> **WORK INSTRUCTION**
How many lines in the records below include "dates"? Answer with the number only.

> **MATERIAL TO PROCESS**
________________________________________

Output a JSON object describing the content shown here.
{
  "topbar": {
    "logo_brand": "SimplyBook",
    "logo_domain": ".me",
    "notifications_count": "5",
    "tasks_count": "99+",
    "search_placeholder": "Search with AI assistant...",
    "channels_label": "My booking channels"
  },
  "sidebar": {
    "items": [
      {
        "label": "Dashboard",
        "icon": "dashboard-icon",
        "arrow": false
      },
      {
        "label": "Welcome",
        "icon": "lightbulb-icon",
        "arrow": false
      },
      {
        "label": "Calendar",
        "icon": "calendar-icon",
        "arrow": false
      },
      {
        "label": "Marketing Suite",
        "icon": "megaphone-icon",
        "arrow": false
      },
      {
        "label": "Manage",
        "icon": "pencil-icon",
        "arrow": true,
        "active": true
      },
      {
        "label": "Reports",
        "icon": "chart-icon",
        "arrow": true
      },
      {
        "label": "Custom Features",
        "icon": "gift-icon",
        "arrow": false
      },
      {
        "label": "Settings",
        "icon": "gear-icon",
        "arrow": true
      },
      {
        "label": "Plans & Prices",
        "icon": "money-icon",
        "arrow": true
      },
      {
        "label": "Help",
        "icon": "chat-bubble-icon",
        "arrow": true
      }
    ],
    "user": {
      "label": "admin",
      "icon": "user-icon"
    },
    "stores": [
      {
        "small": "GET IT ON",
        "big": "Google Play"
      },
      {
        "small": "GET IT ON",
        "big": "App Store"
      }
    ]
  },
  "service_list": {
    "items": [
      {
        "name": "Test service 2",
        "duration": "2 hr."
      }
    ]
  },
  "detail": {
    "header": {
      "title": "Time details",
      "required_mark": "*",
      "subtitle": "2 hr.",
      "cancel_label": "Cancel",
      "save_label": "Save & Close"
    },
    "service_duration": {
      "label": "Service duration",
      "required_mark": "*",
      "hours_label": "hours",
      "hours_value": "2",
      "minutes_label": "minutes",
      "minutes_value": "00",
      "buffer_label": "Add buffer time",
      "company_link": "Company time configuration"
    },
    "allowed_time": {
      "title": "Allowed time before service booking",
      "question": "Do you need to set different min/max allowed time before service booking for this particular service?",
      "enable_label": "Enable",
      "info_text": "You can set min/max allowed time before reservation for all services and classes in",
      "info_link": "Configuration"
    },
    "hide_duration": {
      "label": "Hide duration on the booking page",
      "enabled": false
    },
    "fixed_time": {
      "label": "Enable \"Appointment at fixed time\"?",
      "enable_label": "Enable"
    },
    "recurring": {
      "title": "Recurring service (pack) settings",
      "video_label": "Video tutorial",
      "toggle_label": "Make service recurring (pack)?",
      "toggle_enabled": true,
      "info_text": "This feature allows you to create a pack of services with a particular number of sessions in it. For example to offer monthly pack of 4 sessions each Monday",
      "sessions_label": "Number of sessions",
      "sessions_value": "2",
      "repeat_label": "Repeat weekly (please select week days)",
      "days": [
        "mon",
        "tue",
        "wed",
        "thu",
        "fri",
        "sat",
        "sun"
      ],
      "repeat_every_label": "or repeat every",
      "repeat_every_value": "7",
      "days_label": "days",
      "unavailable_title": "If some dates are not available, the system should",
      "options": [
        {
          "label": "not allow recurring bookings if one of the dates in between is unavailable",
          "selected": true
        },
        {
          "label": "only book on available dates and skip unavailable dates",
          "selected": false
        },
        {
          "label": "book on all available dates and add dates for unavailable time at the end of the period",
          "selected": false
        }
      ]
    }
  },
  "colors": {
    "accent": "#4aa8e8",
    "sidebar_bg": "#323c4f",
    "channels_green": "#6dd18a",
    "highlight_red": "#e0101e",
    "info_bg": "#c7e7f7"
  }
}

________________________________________

> **ANSWER SPACE**
4